We stayed in a small town outside of Geneva, right on the lake, with relatives of our good friend Junita.  

The market in the town Morges, about 15 minutes from our house.

The Chateaux de Chillon, a beautiful ancient castle on the shores of Lake Geneva, which I found out later is actually the most visited historic monument in all of Switzerland.  It also boasted literary intrigue for its self-carved name of Lord Byron in the dungoen, who was inspired by a prisoner of the castle to write "The Prisoner of Chillon."

The United Nations and the UNHCR in Geneva.

The Red Cross Museum, which featured both an inspiring tour of the history of the organization and some highlights global human rights efforts in general, including the original Geneva Convention and names of the millions of holocaust victims whom the IRC attempted to locate and re-connect with family members.

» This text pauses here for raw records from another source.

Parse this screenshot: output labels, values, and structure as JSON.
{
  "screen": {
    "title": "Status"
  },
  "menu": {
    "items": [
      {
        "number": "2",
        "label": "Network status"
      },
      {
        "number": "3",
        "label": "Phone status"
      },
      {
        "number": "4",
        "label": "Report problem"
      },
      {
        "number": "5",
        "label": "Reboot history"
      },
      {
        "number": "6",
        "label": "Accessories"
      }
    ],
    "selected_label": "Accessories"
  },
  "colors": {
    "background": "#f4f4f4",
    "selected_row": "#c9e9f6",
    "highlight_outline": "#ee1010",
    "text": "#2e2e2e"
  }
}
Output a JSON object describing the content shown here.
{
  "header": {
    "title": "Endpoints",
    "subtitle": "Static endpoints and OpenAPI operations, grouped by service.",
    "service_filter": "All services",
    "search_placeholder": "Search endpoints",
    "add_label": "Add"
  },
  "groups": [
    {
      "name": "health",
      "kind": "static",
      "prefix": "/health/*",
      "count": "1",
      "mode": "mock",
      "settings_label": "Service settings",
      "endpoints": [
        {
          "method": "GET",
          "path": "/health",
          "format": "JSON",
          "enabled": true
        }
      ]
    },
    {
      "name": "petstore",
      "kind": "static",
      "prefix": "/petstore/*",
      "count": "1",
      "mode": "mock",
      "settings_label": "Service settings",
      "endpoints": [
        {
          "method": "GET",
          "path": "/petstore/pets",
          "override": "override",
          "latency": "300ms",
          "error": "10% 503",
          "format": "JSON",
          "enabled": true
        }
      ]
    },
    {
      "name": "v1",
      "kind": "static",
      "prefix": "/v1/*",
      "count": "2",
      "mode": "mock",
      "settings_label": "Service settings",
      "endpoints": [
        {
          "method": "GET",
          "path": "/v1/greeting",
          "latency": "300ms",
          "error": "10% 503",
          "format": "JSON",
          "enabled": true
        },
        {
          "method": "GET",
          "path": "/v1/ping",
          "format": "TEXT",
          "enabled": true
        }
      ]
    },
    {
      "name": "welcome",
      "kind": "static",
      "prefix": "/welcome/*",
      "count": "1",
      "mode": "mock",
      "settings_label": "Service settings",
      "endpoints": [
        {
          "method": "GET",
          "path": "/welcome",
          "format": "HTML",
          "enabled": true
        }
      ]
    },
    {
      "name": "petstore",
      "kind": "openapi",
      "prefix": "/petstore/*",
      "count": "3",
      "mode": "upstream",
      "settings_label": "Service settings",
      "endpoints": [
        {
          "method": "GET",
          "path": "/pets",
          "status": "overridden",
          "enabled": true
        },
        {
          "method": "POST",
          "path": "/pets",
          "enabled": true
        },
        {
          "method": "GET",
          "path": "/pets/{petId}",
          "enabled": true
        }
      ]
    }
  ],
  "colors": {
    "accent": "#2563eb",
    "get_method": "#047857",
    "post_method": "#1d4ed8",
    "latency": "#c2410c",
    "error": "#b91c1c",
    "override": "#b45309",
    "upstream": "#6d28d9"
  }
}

We spent a few packed-full days in Paris living out of a tiny AirBNB apartment in the central 1st Arrondissement.  It did not disappoint on any front.

We spent a Sunday morning popping into famous historical churches that included...

Sainte Chapelle, which contains one of the most impressive stained-glass displays I've ever seen

Notre Dame, which houses some famous Catholic relics that included Christ's purported Crown of Thorns

Some smaller, but equally impressive churches in the Latin Quarter - St. Julien le Pauvre, St. Severin Church, and Saint Germain des Pres. 

As for paintings, we skipped the Louvre and went to the Musée d'Orsay, which displayed such gems as Van Gogh's Sower with Setting Sun, Starry Night Over the Rhone, and some of Monet's Water Lilies.

Tuesday, June 27, 2017

Summer in Europe - Part 2 - Adventures in Food

Anyone who knows me knows that I get as excited about new food when I travel as I do about anything else.  Needless to say, I was super excited to eat our way across Europe.  We of course tried to have some of the iconic fare from each of the three countries we visited, along with some unexpected surprises.  There was so much good stuff, I had to write it all down!


 In London, we had classics like fish 'n' chips, steak and ale pie, and British ales in some local pubs.  We also tried Ian and Junita's favorite local spot for Indian food, where we ate four plates of amazing curried rack of lamb.  Alissa was also on a mission to find scones and clotted cream, which I managed to procure on our very last day.


Some highlights here included some moules marinières (mussles) at a cafe right on Lake Geneva and lots and lots of cheese.  Real Gruyère was no joke.

The highlight, though, was Junita's uncle Edwin's offer to share a raclette of cheese with us - which he insisted is far more pure and superior in comparison to fondue.   This ridiculous cheese and method of eating cheese involved heating a huge half-wheel with a specially designed heating element and scraping off globs of melted cheese to eat with potatoes and other things.  And yes, it was as amazing as it looks.


I actually had a list of specific foods I wanted to have in Paris - most of which I'd never had before -  and I think I got to all of them.  This list included foie gras, steak tartare, escargot, duck breast.  All were amazing, and the French more than lived up to their food-glorifying reputation.   I read in a book during our time here that UNESCO has even declared French cuisine a "world intangible heritage."

And of course, we couldn't leave Paris without having lots of pastries - every morning, mind you - and baguette sandwiches.